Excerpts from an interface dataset
*** Block opens ***

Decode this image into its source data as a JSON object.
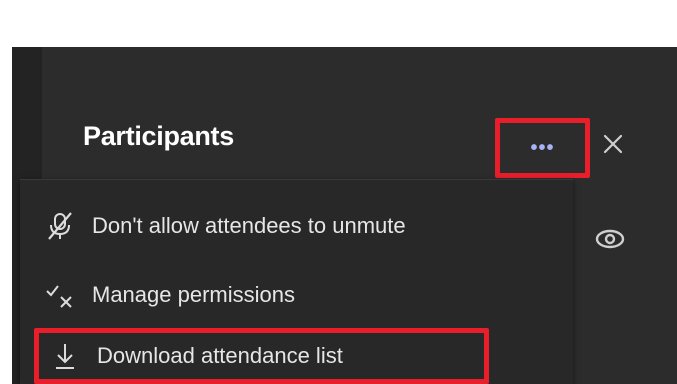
{
  "panel": {
    "title": "Participants",
    "more_label": "•••"
  },
  "menu": {
    "items": [
      {
        "label": "Don't allow attendees to unmute",
        "icon": "mic-off-icon"
      },
      {
        "label": "Manage permissions",
        "icon": "permissions-icon"
      },
      {
        "label": "Download attendance list",
        "icon": "download-icon"
      }
    ]
  },
  "colors": {
    "panel_bg": "#2d2c2c",
    "menu_bg": "#292828",
    "highlight": "#e81f2b",
    "accent": "#a8b3f5",
    "text": "#e6e6e6"
  }
}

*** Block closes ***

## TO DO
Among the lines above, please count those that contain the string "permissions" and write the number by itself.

## EXPECTED OUTPUT
2